→ Material provided
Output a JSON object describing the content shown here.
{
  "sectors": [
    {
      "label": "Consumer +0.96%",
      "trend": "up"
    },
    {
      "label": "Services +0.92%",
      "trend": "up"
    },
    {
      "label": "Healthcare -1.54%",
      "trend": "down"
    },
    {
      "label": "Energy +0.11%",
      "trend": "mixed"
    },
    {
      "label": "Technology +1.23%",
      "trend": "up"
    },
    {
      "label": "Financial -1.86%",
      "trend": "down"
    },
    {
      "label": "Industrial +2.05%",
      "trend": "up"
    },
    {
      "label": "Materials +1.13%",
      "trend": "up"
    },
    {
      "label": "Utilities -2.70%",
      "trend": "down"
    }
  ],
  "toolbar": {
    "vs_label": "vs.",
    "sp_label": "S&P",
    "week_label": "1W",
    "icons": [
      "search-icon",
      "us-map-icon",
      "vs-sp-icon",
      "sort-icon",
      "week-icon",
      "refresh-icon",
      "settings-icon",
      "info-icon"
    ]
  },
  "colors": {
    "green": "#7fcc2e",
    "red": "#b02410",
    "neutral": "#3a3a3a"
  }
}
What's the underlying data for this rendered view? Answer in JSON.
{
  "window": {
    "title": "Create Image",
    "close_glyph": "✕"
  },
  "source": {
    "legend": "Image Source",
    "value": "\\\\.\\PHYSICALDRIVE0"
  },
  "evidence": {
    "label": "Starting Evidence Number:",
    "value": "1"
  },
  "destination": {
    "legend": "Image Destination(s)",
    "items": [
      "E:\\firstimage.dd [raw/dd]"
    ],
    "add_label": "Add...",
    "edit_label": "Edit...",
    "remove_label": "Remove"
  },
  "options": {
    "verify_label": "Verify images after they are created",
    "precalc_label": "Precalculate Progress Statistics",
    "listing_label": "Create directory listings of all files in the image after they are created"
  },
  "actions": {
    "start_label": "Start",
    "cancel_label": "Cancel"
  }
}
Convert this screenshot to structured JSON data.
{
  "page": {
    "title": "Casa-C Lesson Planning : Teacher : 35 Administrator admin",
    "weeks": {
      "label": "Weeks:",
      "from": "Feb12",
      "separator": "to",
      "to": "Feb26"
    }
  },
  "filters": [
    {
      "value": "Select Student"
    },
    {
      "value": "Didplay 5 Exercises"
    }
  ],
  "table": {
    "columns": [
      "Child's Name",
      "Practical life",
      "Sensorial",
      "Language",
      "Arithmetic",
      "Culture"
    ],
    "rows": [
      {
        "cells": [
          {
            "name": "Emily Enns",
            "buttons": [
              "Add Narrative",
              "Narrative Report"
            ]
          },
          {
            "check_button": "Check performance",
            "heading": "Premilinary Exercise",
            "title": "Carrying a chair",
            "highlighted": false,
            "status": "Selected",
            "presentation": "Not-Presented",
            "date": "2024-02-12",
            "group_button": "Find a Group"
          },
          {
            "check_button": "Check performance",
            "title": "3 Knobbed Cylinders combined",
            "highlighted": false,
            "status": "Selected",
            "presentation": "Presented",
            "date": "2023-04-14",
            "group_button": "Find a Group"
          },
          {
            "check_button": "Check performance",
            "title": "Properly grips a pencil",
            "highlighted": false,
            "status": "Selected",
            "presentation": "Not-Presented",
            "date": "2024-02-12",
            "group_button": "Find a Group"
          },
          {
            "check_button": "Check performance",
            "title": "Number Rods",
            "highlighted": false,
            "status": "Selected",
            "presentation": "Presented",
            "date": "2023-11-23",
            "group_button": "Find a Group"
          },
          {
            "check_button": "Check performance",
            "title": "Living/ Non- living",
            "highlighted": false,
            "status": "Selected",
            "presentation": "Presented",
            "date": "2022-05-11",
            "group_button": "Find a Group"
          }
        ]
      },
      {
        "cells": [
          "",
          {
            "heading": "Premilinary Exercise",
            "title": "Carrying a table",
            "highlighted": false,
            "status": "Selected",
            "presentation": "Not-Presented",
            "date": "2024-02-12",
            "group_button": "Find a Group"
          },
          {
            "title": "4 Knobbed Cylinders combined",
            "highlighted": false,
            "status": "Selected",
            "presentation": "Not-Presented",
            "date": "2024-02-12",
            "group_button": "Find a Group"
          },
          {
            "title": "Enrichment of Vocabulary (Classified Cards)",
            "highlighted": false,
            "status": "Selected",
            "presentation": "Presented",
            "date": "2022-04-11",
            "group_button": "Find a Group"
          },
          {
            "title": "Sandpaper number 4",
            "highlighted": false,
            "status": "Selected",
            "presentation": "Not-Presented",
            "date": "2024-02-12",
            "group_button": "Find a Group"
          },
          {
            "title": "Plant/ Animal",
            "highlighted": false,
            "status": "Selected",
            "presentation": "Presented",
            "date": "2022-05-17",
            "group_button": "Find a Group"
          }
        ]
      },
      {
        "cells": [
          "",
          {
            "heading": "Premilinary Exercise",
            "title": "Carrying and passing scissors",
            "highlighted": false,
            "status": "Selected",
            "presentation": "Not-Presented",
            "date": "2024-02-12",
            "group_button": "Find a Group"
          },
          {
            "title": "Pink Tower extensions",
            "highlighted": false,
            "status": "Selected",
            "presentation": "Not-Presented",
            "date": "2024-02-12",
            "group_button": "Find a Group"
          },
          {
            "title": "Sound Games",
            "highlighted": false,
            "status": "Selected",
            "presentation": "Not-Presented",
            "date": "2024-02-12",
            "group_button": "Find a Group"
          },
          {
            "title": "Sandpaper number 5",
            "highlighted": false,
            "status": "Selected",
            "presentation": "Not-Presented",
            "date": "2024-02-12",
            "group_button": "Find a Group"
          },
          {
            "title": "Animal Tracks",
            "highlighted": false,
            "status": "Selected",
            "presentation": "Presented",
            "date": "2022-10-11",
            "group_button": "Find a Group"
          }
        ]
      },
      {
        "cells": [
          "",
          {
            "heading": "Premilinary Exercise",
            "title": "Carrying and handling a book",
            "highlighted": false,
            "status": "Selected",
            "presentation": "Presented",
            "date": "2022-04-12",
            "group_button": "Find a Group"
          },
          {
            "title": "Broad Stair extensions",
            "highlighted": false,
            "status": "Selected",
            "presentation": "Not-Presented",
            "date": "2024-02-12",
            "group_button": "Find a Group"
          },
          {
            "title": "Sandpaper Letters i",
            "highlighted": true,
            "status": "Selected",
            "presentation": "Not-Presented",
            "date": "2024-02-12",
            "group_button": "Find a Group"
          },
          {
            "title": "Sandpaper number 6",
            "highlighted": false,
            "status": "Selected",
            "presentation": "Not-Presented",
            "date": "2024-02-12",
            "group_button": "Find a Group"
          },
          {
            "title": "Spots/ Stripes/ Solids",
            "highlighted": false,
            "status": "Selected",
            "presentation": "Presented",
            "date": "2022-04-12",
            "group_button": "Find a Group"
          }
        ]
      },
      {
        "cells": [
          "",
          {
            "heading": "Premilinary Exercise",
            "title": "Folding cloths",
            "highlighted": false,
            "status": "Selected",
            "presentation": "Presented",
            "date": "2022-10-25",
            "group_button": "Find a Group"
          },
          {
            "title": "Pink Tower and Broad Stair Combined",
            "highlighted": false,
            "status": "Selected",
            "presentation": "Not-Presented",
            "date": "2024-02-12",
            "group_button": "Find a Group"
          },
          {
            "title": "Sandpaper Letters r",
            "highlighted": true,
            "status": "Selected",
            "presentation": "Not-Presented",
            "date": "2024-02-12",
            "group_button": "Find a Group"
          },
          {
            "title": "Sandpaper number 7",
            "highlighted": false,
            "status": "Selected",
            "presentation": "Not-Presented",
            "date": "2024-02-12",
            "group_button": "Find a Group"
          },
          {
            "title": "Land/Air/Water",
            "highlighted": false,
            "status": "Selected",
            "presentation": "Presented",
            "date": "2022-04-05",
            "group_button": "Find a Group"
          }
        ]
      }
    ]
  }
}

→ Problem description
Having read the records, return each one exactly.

→ Task answer
Output a JSON object describing the content shown here.
{
  "sectors": [
    {
      "label": "Consumer +0.96%",
      "trend": "up"
    },
    {
      "label": "Services +0.92%",
      "trend": "up"
    },
    {
      "label": "Healthcare -1.54%",
      "trend": "down"
    },
    {
      "label": "Energy +0.11%",
      "trend": "mixed"
    },
    {
      "label": "Technology +1.23%",
      "trend": "up"
    },
    {
      "label": "Financial -1.86%",
      "trend": "down"
    },
    {
      "label": "Industrial +2.05%",
      "trend": "up"
    },
    {
      "label": "Materials +1.13%",
      "trend": "up"
    },
    {
      "label": "Utilities -2.70%",
      "trend": "down"
    }
  ],
  "toolbar": {
    "vs_label": "vs.",
    "sp_label": "S&P",
    "week_label": "1W",
    "icons": [
      "search-icon",
      "us-map-icon",
      "vs-sp-icon",
      "sort-icon",
      "week-icon",
      "refresh-icon",
      "settings-icon",
      "info-icon"
    ]
  },
  "colors": {
    "green": "#7fcc2e",
    "red": "#b02410",
    "neutral": "#3a3a3a"
  }
}
What's the underlying data for this rendered view? Answer in JSON.
{
  "window": {
    "title": "Create Image",
    "close_glyph": "✕"
  },
  "source": {
    "legend": "Image Source",
    "value": "\\\\.\\PHYSICALDRIVE0"
  },
  "evidence": {
    "label": "Starting Evidence Number:",
    "value": "1"
  },
  "destination": {
    "legend": "Image Destination(s)",
    "items": [
      "E:\\firstimage.dd [raw/dd]"
    ],
    "add_label": "Add...",
    "edit_label": "Edit...",
    "remove_label": "Remove"
  },
  "options": {
    "verify_label": "Verify images after they are created",
    "precalc_label": "Precalculate Progress Statistics",
    "listing_label": "Create directory listings of all files in the image after they are created"
  },
  "actions": {
    "start_label": "Start",
    "cancel_label": "Cancel"
  }
}
Convert this screenshot to structured JSON data.
{
  "page": {
    "title": "Casa-C Lesson Planning : Teacher : 35 Administrator admin",
    "weeks": {
      "label": "Weeks:",
      "from": "Feb12",
      "separator": "to",
      "to": "Feb26"
    }
  },
  "filters": [
    {
      "value": "Select Student"
    },
    {
      "value": "Didplay 5 Exercises"
    }
  ],
  "table": {
    "columns": [
      "Child's Name",
      "Practical life",
      "Sensorial",
      "Language",
      "Arithmetic",
      "Culture"
    ],
    "rows": [
      {
        "cells": [
          {
            "name": "Emily Enns",
            "buttons": [
              "Add Narrative",
              "Narrative Report"
            ]
          },
          {
            "check_button": "Check performance",
            "heading": "Premilinary Exercise",
            "title": "Carrying a chair",
            "highlighted": false,
            "status": "Selected",
            "presentation": "Not-Presented",
            "date": "2024-02-12",
            "group_button": "Find a Group"
          },
          {
            "check_button": "Check performance",
            "title": "3 Knobbed Cylinders combined",
            "highlighted": false,
            "status": "Selected",
            "presentation": "Presented",
            "date": "2023-04-14",
            "group_button": "Find a Group"
          },
          {
            "check_button": "Check performance",
            "title": "Properly grips a pencil",
            "highlighted": false,
            "status": "Selected",
            "presentation": "Not-Presented",
            "date": "2024-02-12",
            "group_button": "Find a Group"
          },
          {
            "check_button": "Check performance",
            "title": "Number Rods",
            "highlighted": false,
            "status": "Selected",
            "presentation": "Presented",
            "date": "2023-11-23",
            "group_button": "Find a Group"
          },
          {
            "check_button": "Check performance",
            "title": "Living/ Non- living",
            "highlighted": false,
            "status": "Selected",
            "presentation": "Presented",
            "date": "2022-05-11",
            "group_button": "Find a Group"
          }
        ]
      },
      {
        "cells": [
          "",
          {
            "heading": "Premilinary Exercise",
            "title": "Carrying a table",
            "highlighted": false,
            "status": "Selected",
            "presentation": "Not-Presented",
            "date": "2024-02-12",
            "group_button": "Find a Group"
          },
          {
            "title": "4 Knobbed Cylinders combined",
            "highlighted": false,
            "status": "Selected",
            "presentation": "Not-Presented",
            "date": "2024-02-12",
            "group_button": "Find a Group"
          },
          {
            "title": "Enrichment of Vocabulary (Classified Cards)",
            "highlighted": false,
            "status": "Selected",
            "presentation": "Presented",
            "date": "2022-04-11",
            "group_button": "Find a Group"
          },
          {
            "title": "Sandpaper number 4",
            "highlighted": false,
            "status": "Selected",
            "presentation": "Not-Presented",
            "date": "2024-02-12",
            "group_button": "Find a Group"
          },
          {
            "title": "Plant/ Animal",
            "highlighted": false,
            "status": "Selected",
            "presentation": "Presented",
            "date": "2022-05-17",
            "group_button": "Find a Group"
          }
        ]
      },
      {
        "cells": [
          "",
          {
            "heading": "Premilinary Exercise",
            "title": "Carrying and passing scissors",
            "highlighted": false,
            "status": "Selected",
            "presentation": "Not-Presented",
            "date": "2024-02-12",
            "group_button": "Find a Group"
          },
          {
            "title": "Pink Tower extensions",
            "highlighted": false,
            "status": "Selected",
            "presentation": "Not-Presented",
            "date": "2024-02-12",
            "group_button": "Find a Group"
          },
          {
            "title": "Sound Games",
            "highlighted": false,
            "status": "Selected",
            "presentation": "Not-Presented",
            "date": "2024-02-12",
            "group_button": "Find a Group"
          },
          {
            "title": "Sandpaper number 5",
            "highlighted": false,
            "status": "Selected",
            "presentation": "Not-Presented",
            "date": "2024-02-12",
            "group_button": "Find a Group"
          },
          {
            "title": "Animal Tracks",
            "highlighted": false,
            "status": "Selected",
            "presentation": "Presented",
            "date": "2022-10-11",
            "group_button": "Find a Group"
          }
        ]
      },
      {
        "cells": [
          "",
          {
            "heading": "Premilinary Exercise",
            "title": "Carrying and handling a book",
            "highlighted": false,
            "status": "Selected",
            "presentation": "Presented",
            "date": "2022-04-12",
            "group_button": "Find a Group"
          },
          {
            "title": "Broad Stair extensions",
            "highlighted": false,
            "status": "Selected",
            "presentation": "Not-Presented",
            "date": "2024-02-12",
            "group_button": "Find a Group"
          },
          {
            "title": "Sandpaper Letters i",
            "highlighted": true,
            "status": "Selected",
            "presentation": "Not-Presented",
            "date": "2024-02-12",
            "group_button": "Find a Group"
          },
          {
            "title": "Sandpaper number 6",
            "highlighted": false,
            "status": "Selected",
            "presentation": "Not-Presented",
            "date": "2024-02-12",
            "group_button": "Find a Group"
          },
          {
            "title": "Spots/ Stripes/ Solids",
            "highlighted": false,
            "status": "Selected",
            "presentation": "Presented",
            "date": "2022-04-12",
            "group_button": "Find a Group"
          }
        ]
      },
      {
        "cells": [
          "",
          {
            "heading": "Premilinary Exercise",
            "title": "Folding cloths",
            "highlighted": false,
            "status": "Selected",
            "presentation": "Presented",
            "date": "2022-10-25",
            "group_button": "Find a Group"
          },
          {
            "title": "Pink Tower and Broad Stair Combined",
            "highlighted": false,
            "status": "Selected",
            "presentation": "Not-Presented",
            "date": "2024-02-12",
            "group_button": "Find a Group"
          },
          {
            "title": "Sandpaper Letters r",
            "highlighted": true,
            "status": "Selected",
            "presentation": "Not-Presented",
            "date": "2024-02-12",
            "group_button": "Find a Group"
          },
          {
            "title": "Sandpaper number 7",
            "highlighted": false,
            "status": "Selected",
            "presentation": "Not-Presented",
            "date": "2024-02-12",
            "group_button": "Find a Group"
          },
          {
            "title": "Land/Air/Water",
            "highlighted": false,
            "status": "Selected",
            "presentation": "Presented",
            "date": "2022-04-05",
            "group_button": "Find a Group"
          }
        ]
      }
    ]
  }
}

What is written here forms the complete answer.